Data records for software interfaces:
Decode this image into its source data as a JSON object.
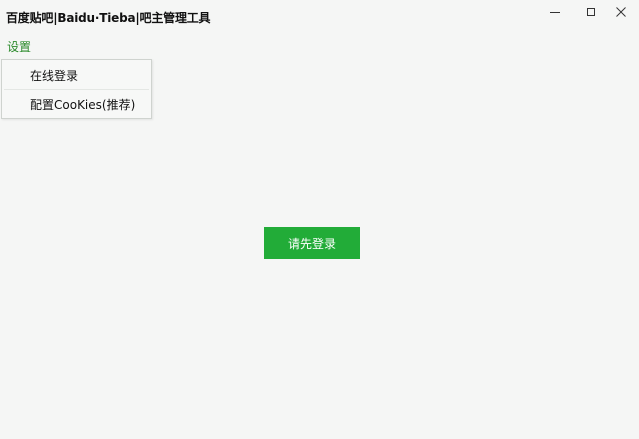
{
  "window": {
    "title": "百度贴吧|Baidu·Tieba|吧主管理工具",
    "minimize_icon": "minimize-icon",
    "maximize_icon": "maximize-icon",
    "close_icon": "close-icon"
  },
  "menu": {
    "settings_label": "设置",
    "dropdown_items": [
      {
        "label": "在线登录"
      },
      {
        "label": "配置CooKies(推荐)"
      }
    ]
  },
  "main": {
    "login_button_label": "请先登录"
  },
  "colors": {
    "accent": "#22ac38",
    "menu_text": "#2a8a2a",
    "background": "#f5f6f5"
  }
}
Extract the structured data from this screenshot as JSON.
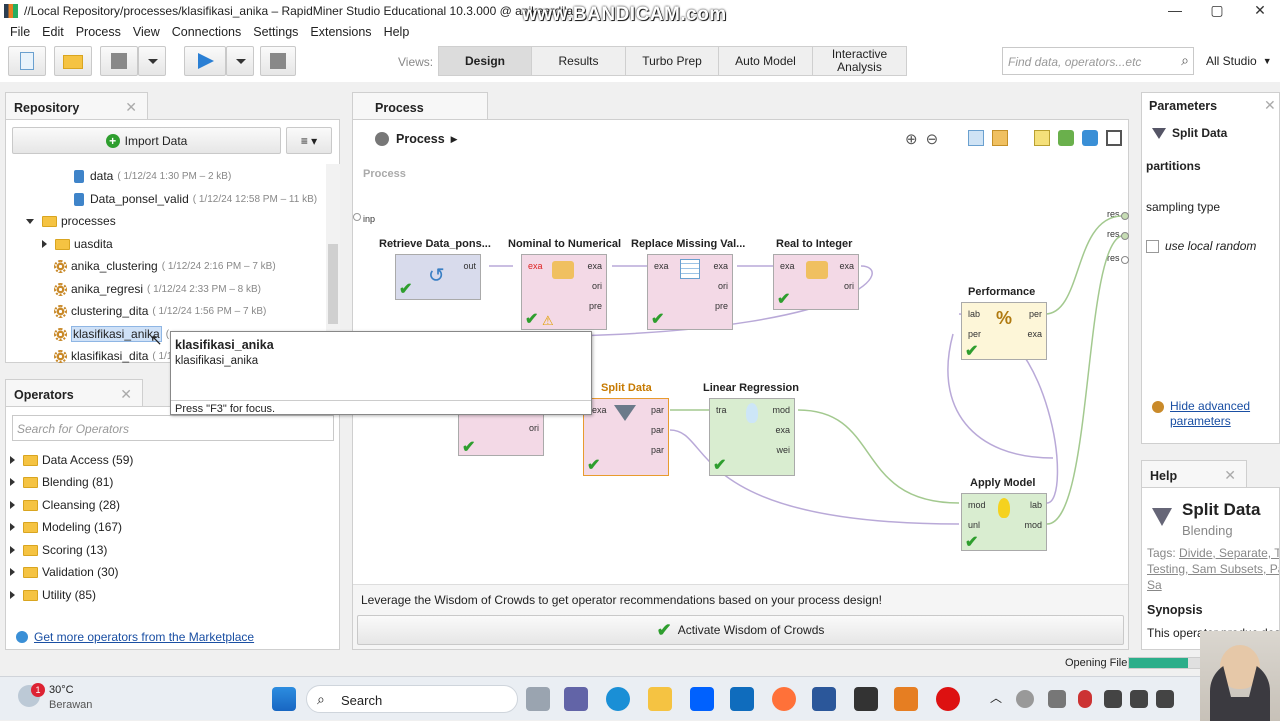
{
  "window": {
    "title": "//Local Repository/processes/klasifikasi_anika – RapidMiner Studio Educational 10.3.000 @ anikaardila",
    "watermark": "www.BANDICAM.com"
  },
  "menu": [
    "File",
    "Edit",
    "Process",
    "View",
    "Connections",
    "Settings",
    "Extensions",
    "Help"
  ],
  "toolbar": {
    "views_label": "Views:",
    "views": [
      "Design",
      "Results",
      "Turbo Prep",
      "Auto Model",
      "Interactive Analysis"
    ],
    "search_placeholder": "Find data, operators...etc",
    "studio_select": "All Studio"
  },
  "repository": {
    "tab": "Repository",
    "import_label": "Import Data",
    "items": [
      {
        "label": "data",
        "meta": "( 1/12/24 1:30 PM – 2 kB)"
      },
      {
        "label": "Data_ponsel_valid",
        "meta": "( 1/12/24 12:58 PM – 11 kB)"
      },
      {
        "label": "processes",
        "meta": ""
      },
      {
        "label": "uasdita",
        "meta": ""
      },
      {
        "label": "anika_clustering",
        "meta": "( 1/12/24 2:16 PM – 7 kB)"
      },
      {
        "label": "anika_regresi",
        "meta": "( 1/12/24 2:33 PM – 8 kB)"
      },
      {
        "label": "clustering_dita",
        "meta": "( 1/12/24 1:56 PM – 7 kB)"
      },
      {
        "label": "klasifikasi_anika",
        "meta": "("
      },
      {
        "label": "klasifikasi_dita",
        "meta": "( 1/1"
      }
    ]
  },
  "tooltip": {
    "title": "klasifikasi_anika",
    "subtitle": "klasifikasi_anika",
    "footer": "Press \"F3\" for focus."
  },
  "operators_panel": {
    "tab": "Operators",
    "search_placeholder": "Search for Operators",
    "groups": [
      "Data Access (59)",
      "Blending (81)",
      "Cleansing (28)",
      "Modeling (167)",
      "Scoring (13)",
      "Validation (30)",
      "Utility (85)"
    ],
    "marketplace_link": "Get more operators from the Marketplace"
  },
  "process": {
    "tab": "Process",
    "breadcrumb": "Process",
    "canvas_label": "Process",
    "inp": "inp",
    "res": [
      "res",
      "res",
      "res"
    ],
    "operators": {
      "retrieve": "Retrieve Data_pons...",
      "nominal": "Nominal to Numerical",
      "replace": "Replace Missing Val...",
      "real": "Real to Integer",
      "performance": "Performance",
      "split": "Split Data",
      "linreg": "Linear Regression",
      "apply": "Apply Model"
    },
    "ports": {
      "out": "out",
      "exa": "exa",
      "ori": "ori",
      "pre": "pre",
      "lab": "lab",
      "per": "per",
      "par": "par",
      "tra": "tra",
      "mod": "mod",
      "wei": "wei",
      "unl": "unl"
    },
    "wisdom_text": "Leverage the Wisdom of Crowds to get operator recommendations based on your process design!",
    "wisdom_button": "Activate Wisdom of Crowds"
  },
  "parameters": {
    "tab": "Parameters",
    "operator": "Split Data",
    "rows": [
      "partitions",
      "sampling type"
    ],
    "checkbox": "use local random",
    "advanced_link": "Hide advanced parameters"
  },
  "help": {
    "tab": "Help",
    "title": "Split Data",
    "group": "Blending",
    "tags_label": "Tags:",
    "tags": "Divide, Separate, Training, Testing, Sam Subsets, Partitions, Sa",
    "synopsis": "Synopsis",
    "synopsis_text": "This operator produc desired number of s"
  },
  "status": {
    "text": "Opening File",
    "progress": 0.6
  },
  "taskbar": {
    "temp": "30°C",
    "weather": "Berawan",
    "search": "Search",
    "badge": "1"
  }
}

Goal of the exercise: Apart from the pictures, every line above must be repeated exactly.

Response:
Decode this image into its source data as a JSON object.
{
  "window": {
    "title": "百度贴吧|Baidu·Tieba|吧主管理工具",
    "minimize_icon": "minimize-icon",
    "maximize_icon": "maximize-icon",
    "close_icon": "close-icon"
  },
  "menu": {
    "settings_label": "设置",
    "dropdown_items": [
      {
        "label": "在线登录"
      },
      {
        "label": "配置CooKies(推荐)"
      }
    ]
  },
  "main": {
    "login_button_label": "请先登录"
  },
  "colors": {
    "accent": "#22ac38",
    "menu_text": "#2a8a2a",
    "background": "#f5f6f5"
  }
}
Extract the structured data from this screenshot as JSON.
{
  "window": {
    "title": "//Local Repository/processes/klasifikasi_anika – RapidMiner Studio Educational 10.3.000 @ anikaardila",
    "watermark": "www.BANDICAM.com"
  },
  "menu": [
    "File",
    "Edit",
    "Process",
    "View",
    "Connections",
    "Settings",
    "Extensions",
    "Help"
  ],
  "toolbar": {
    "views_label": "Views:",
    "views": [
      "Design",
      "Results",
      "Turbo Prep",
      "Auto Model",
      "Interactive Analysis"
    ],
    "search_placeholder": "Find data, operators...etc",
    "studio_select": "All Studio"
  },
  "repository": {
    "tab": "Repository",
    "import_label": "Import Data",
    "items": [
      {
        "label": "data",
        "meta": "( 1/12/24 1:30 PM – 2 kB)"
      },
      {
        "label": "Data_ponsel_valid",
        "meta": "( 1/12/24 12:58 PM – 11 kB)"
      },
      {
        "label": "processes",
        "meta": ""
      },
      {
        "label": "uasdita",
        "meta": ""
      },
      {
        "label": "anika_clustering",
        "meta": "( 1/12/24 2:16 PM – 7 kB)"
      },
      {
        "label": "anika_regresi",
        "meta": "( 1/12/24 2:33 PM – 8 kB)"
      },
      {
        "label": "clustering_dita",
        "meta": "( 1/12/24 1:56 PM – 7 kB)"
      },
      {
        "label": "klasifikasi_anika",
        "meta": "("
      },
      {
        "label": "klasifikasi_dita",
        "meta": "( 1/1"
      }
    ]
  },
  "tooltip": {
    "title": "klasifikasi_anika",
    "subtitle": "klasifikasi_anika",
    "footer": "Press \"F3\" for focus."
  },
  "operators_panel": {
    "tab": "Operators",
    "search_placeholder": "Search for Operators",
    "groups": [
      "Data Access (59)",
      "Blending (81)",
      "Cleansing (28)",
      "Modeling (167)",
      "Scoring (13)",
      "Validation (30)",
      "Utility (85)"
    ],
    "marketplace_link": "Get more operators from the Marketplace"
  },
  "process": {
    "tab": "Process",
    "breadcrumb": "Process",
    "canvas_label": "Process",
    "inp": "inp",
    "res": [
      "res",
      "res",
      "res"
    ],
    "operators": {
      "retrieve": "Retrieve Data_pons...",
      "nominal": "Nominal to Numerical",
      "replace": "Replace Missing Val...",
      "real": "Real to Integer",
      "performance": "Performance",
      "split": "Split Data",
      "linreg": "Linear Regression",
      "apply": "Apply Model"
    },
    "ports": {
      "out": "out",
      "exa": "exa",
      "ori": "ori",
      "pre": "pre",
      "lab": "lab",
      "per": "per",
      "par": "par",
      "tra": "tra",
      "mod": "mod",
      "wei": "wei",
      "unl": "unl"
    },
    "wisdom_text": "Leverage the Wisdom of Crowds to get operator recommendations based on your process design!",
    "wisdom_button": "Activate Wisdom of Crowds"
  },
  "parameters": {
    "tab": "Parameters",
    "operator": "Split Data",
    "rows": [
      "partitions",
      "sampling type"
    ],
    "checkbox": "use local random",
    "advanced_link": "Hide advanced parameters"
  },
  "help": {
    "tab": "Help",
    "title": "Split Data",
    "group": "Blending",
    "tags_label": "Tags:",
    "tags": "Divide, Separate, Training, Testing, Sam Subsets, Partitions, Sa",
    "synopsis": "Synopsis",
    "synopsis_text": "This operator produc desired number of s"
  },
  "status": {
    "text": "Opening File",
    "progress": 0.6
  },
  "taskbar": {
    "temp": "30°C",
    "weather": "Berawan",
    "search": "Search",
    "badge": "1"
  }
}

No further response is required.